Note that .tex is the default file name extension.

pdfTeX is an extension of the original TeX program, as are XeTeX and LuaTeX (see TeX engines). The first two are completely backward compatible and the latter, almost so. Perhaps the most fundamental new feature for all three is that the original TeX output its own DVI format, while the newer ones can output directly to PDF. This allows them to take advantage of the extra features in PDF such as hyperlinks, support for modern image formats such as JPG and PNG, and ubiquitous viewing programs. In short, if you run `pdflatex` or `xelatex` or `lualatex` then you will by default get PDF and have access to all its modern features. If you run `latex`, or `dvilualatex`, then you will get DVI. The description here assumes pdfLaTeX.

See Command line options, for a selection of the most useful command line options. As to argument, the usual case is that it does not begin with a backslash, so the system takes it to be the name of a file and it compiles that file. If argument begins with a backslash then the system will interpret it as a line of LaTeX input, which can be used for special effects (see Command line input).
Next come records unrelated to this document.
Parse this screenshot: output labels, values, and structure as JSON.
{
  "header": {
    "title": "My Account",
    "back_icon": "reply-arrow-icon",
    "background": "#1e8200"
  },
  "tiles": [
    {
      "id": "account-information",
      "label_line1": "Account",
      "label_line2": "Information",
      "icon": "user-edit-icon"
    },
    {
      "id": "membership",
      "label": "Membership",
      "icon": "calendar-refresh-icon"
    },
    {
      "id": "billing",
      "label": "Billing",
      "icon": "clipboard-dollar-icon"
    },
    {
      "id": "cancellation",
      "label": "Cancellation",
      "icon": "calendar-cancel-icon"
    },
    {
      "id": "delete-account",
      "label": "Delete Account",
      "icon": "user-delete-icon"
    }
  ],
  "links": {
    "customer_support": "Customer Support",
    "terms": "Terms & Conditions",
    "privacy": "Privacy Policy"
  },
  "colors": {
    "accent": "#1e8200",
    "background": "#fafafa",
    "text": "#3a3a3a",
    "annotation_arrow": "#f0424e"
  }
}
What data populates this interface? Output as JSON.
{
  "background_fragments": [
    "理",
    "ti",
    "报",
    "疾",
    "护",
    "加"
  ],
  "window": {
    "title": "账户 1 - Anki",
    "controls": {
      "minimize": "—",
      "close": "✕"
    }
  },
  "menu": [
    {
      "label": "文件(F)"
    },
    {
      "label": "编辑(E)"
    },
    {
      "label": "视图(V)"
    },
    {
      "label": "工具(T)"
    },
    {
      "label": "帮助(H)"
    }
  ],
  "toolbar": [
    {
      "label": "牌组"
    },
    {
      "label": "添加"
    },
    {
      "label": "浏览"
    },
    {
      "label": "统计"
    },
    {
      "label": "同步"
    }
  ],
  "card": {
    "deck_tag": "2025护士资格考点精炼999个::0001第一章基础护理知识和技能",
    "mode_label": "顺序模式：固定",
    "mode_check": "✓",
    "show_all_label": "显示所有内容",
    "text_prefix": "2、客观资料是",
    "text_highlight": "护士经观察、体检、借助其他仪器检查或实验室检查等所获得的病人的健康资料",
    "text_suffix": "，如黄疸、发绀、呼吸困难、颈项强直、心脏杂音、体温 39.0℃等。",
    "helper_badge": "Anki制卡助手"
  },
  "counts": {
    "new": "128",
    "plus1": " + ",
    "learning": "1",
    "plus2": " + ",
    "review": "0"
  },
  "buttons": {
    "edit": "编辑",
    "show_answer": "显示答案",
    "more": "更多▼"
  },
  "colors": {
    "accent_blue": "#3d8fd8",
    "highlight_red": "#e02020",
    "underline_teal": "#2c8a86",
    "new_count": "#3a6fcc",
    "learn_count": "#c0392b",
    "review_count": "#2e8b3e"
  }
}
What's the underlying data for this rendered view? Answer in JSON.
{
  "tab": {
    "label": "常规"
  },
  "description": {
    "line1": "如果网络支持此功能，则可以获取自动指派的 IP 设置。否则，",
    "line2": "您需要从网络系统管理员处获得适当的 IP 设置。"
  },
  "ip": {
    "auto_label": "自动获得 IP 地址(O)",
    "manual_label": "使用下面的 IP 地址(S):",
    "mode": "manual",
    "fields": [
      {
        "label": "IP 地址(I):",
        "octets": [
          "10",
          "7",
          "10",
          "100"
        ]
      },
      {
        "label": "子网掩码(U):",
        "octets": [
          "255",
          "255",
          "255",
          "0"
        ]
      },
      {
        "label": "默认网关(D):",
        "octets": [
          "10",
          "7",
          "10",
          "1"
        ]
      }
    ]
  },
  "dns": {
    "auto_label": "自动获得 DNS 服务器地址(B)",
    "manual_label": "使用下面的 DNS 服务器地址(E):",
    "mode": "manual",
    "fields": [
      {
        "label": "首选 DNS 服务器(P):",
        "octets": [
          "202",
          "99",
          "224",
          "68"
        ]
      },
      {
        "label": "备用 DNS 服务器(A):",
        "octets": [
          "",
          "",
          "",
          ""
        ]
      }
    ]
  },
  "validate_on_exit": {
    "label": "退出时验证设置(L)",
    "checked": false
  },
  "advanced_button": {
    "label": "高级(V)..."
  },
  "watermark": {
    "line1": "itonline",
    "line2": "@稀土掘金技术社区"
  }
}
If you gave no arguments or options then `pdflatex` prompts for input from the terminal. You can escape from this by entering CTRL-D.

If LaTeX finds an error in your document then by default it stops and asks you about it. See Recovering from errors, for an outline of what to do.